Elizabeth Bassett (1796–1846), John Cleves Symmes (1798–1830), Lucy Singleton (1800–1826), William Henry (1802–1838), John Scott (1804–1878), Benjamin (1806-1840), Mary Symmes (1809–1842), Carter Bassett (1811–1839), Anna Tuthill (1813–1865), James Findlay (1814–1817)
Political Party
April 4, 1841, Washington, D.C.
William Henry Harrison Memorial State Park, North Bend, Ohio
A Life in Brief
William Henry Harrison served the shortest time of any American President—only thirty-two days. He also was the first President from the Whig Party. He had won his nickname, “Old Tip,” as the tough commanding general of American forces who defeated hostile Native Americans at the Battle of Tippecanoe in the Ohio River Valley in 1811. More »

Essays on William Henry Harrison and His Administration

William Henry Harrison
A Life in Brief
Life Before the Presidency
Campaigns and Elections
Domestic Affairs
Foreign Affairs
Death of the President
Family Life
The American Franchise
Impact and Legacy
Key Events
First Lady
Anna Harrison
Vice President
John Tyler (1841)
Secretary of State
Daniel Webster (1841)
Secretary of War
John Bell (1841)
Postmaster General
Francis Granger (1841)
Secretary of the Treasury
Thomas Ewing (1841)
Attorney General
John J. Crittenden (1841)
Secretary of the Navy
George E. Badger (1841)

Consulting Editor: William Freehling

Professor Freehling is a senior fellow at the Virginia Foundation for the Humanities and the emeritus Singletary Professor of the Humanities at the University of Kentucky.
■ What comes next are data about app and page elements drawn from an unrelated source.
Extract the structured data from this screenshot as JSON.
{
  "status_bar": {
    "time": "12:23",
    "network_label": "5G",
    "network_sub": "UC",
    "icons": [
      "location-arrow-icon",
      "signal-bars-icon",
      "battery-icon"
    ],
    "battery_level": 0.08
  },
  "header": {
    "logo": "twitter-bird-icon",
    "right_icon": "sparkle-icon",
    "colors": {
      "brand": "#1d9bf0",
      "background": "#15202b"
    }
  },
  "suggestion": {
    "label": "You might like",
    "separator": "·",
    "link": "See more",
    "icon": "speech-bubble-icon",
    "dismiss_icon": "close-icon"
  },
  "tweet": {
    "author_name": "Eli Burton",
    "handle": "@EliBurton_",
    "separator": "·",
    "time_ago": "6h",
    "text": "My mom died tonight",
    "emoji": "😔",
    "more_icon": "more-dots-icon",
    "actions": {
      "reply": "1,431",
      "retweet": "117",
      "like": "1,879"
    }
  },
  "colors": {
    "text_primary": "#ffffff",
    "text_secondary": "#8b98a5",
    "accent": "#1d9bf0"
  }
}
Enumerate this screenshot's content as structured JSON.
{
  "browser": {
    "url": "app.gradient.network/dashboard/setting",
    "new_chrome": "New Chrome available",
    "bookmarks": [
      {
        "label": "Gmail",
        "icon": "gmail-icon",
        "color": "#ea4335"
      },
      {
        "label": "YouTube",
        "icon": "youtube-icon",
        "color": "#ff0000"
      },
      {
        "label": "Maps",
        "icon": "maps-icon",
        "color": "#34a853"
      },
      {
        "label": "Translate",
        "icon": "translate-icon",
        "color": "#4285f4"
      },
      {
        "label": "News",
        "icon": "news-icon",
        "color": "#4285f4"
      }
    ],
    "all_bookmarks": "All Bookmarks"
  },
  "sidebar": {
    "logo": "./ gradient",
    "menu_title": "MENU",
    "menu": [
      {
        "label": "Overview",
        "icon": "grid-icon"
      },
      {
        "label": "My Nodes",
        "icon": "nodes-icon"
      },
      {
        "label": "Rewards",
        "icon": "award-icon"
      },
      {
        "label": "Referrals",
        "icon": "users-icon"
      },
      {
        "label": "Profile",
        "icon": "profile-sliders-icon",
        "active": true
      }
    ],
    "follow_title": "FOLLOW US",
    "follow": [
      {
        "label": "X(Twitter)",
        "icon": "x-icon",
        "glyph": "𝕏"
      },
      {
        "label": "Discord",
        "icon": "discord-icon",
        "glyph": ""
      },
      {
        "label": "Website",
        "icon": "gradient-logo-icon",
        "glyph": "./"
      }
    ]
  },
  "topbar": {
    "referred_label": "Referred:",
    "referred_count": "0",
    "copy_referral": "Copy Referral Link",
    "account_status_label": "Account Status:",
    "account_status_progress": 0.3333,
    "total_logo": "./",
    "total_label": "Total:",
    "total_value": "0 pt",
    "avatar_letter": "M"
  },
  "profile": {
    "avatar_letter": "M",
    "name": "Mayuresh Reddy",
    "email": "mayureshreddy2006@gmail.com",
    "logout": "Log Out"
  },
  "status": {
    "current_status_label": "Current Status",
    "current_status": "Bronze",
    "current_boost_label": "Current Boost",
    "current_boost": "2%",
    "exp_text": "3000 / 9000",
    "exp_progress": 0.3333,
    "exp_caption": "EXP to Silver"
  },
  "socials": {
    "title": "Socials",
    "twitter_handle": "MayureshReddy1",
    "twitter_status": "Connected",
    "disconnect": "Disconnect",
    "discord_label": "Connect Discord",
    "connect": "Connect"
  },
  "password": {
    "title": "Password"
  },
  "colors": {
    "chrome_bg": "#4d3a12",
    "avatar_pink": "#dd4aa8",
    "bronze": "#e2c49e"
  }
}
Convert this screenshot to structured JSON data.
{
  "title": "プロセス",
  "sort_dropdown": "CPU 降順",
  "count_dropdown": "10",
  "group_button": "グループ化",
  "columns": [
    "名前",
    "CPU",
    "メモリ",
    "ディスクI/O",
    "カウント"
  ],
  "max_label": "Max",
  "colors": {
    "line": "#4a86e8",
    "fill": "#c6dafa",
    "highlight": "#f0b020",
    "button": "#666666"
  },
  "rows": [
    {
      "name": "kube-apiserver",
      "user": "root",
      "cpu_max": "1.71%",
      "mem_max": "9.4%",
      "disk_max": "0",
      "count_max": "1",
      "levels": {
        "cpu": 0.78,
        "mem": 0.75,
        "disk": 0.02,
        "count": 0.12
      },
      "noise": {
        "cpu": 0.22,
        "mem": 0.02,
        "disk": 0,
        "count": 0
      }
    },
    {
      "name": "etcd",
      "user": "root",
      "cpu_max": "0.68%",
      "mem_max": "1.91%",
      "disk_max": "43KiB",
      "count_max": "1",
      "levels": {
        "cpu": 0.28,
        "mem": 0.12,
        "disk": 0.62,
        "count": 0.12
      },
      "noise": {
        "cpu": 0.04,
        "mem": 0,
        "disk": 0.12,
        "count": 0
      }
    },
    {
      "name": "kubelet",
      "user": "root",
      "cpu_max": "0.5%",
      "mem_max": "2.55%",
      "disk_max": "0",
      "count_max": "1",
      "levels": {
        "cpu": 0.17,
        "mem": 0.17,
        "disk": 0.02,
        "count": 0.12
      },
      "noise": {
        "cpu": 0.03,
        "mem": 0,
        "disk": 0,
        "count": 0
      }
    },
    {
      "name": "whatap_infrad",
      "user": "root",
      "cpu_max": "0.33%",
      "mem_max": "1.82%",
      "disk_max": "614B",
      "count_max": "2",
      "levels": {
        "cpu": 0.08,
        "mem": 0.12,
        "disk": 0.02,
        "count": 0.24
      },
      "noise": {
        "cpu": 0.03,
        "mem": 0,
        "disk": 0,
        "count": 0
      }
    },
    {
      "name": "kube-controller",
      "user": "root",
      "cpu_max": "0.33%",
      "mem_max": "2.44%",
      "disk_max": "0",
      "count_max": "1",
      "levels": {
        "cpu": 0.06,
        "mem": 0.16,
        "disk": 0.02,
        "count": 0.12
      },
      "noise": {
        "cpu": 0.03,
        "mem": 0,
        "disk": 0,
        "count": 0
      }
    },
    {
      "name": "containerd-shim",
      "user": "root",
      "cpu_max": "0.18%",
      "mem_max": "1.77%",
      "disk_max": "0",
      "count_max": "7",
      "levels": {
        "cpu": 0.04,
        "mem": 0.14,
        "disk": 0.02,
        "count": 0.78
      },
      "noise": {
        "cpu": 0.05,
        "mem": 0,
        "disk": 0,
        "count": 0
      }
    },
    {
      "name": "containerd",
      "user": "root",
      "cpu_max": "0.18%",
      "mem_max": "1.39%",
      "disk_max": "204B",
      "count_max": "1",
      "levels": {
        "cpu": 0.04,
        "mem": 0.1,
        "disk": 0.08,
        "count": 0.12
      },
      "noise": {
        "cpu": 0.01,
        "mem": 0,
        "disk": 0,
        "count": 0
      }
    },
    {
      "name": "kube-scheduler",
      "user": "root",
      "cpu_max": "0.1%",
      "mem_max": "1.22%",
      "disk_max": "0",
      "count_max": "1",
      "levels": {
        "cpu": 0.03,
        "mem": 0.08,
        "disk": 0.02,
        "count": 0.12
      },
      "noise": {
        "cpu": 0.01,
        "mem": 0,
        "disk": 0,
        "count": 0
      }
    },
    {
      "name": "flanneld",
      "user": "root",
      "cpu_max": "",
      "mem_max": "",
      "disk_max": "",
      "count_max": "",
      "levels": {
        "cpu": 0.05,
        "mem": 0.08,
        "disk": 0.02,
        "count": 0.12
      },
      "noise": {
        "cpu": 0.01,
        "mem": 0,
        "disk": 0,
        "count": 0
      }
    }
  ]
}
His writings include:

The Road to Disunion, 1776–1861 (2 volumes; Oxford University Press, 1990 and 2007)

The Reintegration of American History: Slavery and the Civil War (Oxford University Press, 1994)

Prelude to Civil War: the Nullification Controversy in South Carolina, 1816–1836 (Oxford University Press, 1992)